The appointment comes at a crucial time for the drug and alcohol treatment and support sector, with serious insecurity over the future of funding as part of local government’s public health grant, record highs in drug-related deaths, an ageing cohort of opiate users and a recent rise in numbers of people using crack.
Reductions in funding are forcing the local authorities responsible for commissioning treatment to restrict the services they offer their communities. We believe protected investment in treatment is the most important step that can be taken to reduce the toll of drug-related deaths and enable some of our most vulnerable citizens to enjoy the life changing benefits of recovery.
At a time of legitimate concerns over the links between drug markets and serious violence, treatment will also be a key strategic driver in reducing demand by building recovery in communities up and down the land.

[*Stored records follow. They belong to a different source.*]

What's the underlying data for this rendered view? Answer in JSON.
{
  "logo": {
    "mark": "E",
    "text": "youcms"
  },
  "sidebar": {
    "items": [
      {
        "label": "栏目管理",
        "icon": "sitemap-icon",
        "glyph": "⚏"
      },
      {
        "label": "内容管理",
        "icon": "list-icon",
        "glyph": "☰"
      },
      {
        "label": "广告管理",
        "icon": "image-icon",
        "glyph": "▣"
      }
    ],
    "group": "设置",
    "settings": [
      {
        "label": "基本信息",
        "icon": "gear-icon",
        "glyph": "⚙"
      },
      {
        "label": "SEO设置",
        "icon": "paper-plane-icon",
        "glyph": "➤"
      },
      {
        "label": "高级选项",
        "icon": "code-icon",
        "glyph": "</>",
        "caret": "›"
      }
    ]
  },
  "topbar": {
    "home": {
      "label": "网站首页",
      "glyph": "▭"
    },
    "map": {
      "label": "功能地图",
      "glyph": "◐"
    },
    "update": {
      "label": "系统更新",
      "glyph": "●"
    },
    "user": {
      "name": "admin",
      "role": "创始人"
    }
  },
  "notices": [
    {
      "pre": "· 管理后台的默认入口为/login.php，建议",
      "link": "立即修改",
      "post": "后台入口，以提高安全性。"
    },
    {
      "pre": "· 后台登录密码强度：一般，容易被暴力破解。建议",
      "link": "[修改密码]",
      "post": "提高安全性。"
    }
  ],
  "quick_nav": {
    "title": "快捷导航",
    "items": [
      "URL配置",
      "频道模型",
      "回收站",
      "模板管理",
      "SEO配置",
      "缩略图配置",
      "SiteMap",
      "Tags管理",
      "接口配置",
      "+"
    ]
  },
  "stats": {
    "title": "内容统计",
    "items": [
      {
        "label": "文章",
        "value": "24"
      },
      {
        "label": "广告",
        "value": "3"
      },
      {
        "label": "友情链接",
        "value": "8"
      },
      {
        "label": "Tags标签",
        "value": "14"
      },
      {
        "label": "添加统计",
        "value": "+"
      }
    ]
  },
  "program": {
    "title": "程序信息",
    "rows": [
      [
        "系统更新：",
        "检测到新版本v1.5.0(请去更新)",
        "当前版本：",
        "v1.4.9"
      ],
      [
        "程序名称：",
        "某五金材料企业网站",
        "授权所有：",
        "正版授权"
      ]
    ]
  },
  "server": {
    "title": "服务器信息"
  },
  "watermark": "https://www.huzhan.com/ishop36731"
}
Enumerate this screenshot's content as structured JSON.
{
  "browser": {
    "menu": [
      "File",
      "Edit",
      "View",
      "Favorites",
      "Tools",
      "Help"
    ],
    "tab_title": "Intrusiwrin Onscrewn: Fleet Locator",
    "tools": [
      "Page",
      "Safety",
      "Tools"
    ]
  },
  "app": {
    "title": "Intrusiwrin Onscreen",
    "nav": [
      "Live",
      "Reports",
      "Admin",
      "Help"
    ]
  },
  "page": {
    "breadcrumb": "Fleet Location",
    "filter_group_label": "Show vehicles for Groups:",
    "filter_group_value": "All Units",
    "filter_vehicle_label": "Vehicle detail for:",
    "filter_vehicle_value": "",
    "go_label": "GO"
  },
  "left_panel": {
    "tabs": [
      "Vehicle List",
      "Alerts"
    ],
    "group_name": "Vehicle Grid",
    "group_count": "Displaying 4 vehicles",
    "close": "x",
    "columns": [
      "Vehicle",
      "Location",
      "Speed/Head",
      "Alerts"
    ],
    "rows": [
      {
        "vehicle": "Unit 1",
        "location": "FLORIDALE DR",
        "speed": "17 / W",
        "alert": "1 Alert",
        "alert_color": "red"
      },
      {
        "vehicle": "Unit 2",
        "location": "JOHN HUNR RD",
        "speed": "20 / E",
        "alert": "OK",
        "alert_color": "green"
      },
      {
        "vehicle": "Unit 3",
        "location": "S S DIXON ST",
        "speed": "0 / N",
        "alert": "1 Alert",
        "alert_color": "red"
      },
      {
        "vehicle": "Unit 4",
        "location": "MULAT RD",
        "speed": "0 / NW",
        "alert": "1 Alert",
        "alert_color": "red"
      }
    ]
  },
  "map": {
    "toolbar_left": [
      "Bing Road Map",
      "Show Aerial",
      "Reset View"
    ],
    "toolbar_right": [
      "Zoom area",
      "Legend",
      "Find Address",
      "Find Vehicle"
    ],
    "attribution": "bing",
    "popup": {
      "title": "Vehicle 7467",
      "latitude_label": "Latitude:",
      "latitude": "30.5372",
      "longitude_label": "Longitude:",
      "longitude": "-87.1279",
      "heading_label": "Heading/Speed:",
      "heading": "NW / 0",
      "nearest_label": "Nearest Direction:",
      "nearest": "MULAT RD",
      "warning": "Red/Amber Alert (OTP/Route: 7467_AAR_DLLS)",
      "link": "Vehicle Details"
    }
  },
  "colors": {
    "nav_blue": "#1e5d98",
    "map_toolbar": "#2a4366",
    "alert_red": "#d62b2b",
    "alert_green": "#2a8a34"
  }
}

It is heartening to read that he’ll also be focused on stigma. Collective Voice members would welcome Dr Day to any service to explore this topic with the real experts: those with lived experience of drug or alcohol problems and some of the wider issues that frequently occur alongside.
All of which means that Dr Day’s work, as well as that of Dame Carol Black, will be vital in the coming years in championing the transformative power of treatment and recovery. This can only be delivered by a whole system approach, with voluntary sector and NHS providers, commissioners, Directors of Public Health and other local actors working together within a robust framework of national policy and funding to address the health inequalities of local communities and save lives through the delivery of effective, evidence-based and person centred support. We look forward to working with both Dr Day and Dame Black to make this happen.